## A Very Valuable Conjecture

August 3rd, 2016 by Dan Meyer

Here is a *very* valuable conjecture:

The spelling of every whole number shares at least one letter with the spelling of the

nextwhole number.

Which is to say that:

- “one” and “two” both share an “o”
- “two” and “three” both share a “t”
- etc.

Could that possibly be true for *every* whole number?

If I were starting a course on geometry or a unit on proof or an activity on deductive logic, I would introduce this conjecture very early in the process. Let me explain what I find so very valuable about this conjecture.

Deduction is hard. It’s an abstract mental act that *adults* find difficult. (See: the van Hiele’s and their levels.) Too often we rush students to that abstract act, rushing them past the lower van Hiele levels, and we ask them to argue deductively about objects that, to them, are *also* abstract.

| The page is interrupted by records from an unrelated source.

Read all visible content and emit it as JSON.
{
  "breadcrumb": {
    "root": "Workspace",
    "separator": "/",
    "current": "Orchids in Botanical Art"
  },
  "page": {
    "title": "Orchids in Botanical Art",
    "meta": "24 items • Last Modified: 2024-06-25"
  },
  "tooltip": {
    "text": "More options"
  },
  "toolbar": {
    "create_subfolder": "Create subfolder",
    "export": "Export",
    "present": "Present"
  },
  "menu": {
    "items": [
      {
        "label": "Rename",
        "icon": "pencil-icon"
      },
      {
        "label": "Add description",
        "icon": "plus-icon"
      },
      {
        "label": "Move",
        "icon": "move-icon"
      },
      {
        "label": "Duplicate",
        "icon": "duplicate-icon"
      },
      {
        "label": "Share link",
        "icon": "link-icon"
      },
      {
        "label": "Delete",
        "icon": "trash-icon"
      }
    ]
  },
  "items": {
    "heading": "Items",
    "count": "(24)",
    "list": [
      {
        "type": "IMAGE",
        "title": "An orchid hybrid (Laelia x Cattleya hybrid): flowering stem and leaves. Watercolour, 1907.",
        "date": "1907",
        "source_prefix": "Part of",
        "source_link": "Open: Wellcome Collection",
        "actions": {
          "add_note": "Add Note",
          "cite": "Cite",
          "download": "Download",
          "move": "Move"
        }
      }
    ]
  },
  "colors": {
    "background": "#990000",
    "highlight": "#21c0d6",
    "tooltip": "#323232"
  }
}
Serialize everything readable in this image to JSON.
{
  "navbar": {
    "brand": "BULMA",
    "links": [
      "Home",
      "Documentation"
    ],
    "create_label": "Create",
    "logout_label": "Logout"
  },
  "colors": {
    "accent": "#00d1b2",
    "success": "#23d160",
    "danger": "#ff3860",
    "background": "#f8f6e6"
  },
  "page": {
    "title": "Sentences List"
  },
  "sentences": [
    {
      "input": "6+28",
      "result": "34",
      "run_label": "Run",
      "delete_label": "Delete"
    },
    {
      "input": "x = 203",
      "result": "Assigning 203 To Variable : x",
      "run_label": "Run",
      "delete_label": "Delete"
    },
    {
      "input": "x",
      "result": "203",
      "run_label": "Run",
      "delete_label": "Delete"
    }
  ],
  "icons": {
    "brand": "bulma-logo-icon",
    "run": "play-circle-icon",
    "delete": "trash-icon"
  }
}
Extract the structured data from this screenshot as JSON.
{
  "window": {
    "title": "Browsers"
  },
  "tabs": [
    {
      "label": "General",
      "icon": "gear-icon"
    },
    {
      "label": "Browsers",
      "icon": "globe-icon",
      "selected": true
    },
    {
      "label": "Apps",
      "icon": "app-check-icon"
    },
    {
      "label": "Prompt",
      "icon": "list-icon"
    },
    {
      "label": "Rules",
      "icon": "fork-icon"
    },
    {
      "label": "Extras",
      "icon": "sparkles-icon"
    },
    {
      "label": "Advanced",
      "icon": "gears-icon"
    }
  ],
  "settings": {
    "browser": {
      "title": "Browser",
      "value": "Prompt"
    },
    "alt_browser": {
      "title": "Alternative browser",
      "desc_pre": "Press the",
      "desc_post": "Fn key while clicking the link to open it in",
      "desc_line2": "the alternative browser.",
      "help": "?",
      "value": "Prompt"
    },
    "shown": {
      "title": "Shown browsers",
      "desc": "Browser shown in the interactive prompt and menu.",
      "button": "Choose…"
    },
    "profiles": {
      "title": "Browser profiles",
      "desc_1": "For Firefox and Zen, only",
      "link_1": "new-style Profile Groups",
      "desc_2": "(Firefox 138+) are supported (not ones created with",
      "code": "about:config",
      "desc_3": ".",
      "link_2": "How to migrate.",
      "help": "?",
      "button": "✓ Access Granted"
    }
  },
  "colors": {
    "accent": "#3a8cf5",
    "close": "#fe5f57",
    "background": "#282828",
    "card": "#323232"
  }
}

I suspect that, to many students, those proof prompts read something like this:

Given that the base bangles are twice the tonnage of the circumwhoozle and the diagonalized matrox is invertible, prove that all altimeters cross the equation at Quito, Ecuador.

The word “prove” is weird. And, unfortunately, so is every other word in the sentence.

So I cherish opportunities to help students argue deductively with *concrete* objects, which is what we’re working with here, with the spelling of whole numbers. This conjecture also gives students several different angles on the proof act.

You can ask students to find a counterexample, for example, a useful strategy when first interrogating a conjecture.

Once students have tried several different numbers they may satisfy themselves that the conjecture is true. This is one of the naive proof schemes Harel & Sowder observed in the students they studied. When this proof scheme surfaces in conjectures about geometric shapes, it’s challenging to summon up one new shape after another to challenge the student’s proof by example. It’s trivial, by comparison, to summon up one new *number* after another and ask the student to check her hypothesis again.

At a certain point in this process, likely after you give several numbers in the millions, your students may transform in two ways:

- They’ll get tired of trying example after example. “Proof by examples means you have to try
*all*the examples,” you can say, giving you both a moment to reflect on the need for a more rigorous proof scheme, like deductive reasoning. - They’ll notice that every number in the millions shares an “n” with every
*other*number in the millions. And same for the billions. And same for the trillions. And … same for the*hundreds*. And*so on*.

And suddenly we’re on our way to a proof by *exhaustion*, which is much more rigorous than a proof by example. Nice.

This conjecture also leaves ample room for you and your students to pose *follow-up* conjectures. Like, “Does it work for all integers, or just whole numbers?”

I saw the conjecture and saw its value immediately. This is a very valuable kind of conjecture, I thought. But I don’t have many of them. Do you have another you can trade?

[via Futility Closet.]

**BTW**. You’re worse off in at least one way now than before you knew the conjecture was true. Now, when you ask your students, “Could that *possibly* be true?” you’re going to have to *pretend*.

**Featured Comments**:

Max:

What I like about game strategies is you go from “what seems to work,” to “will this always work,” to “here’s why this does/doesn’t work” pretty seamlessly.

Is it true for any other language with an alphabet? It fails for German (5/6 using umlauts, 7/8 otherwise), French (2/3), and Spanish (7/8).

What letter(s) of the alphabet do(es) not appear in the spelling of the first 999 whole numbers? Prove it.

List all the factors of every number from 1-100. What do you notice? Which numbers have an even number of factors? An odd number? What do you notice about numbers with an odd number of factors? Can you prove which numbers beyond 100 will have an odd number of factors?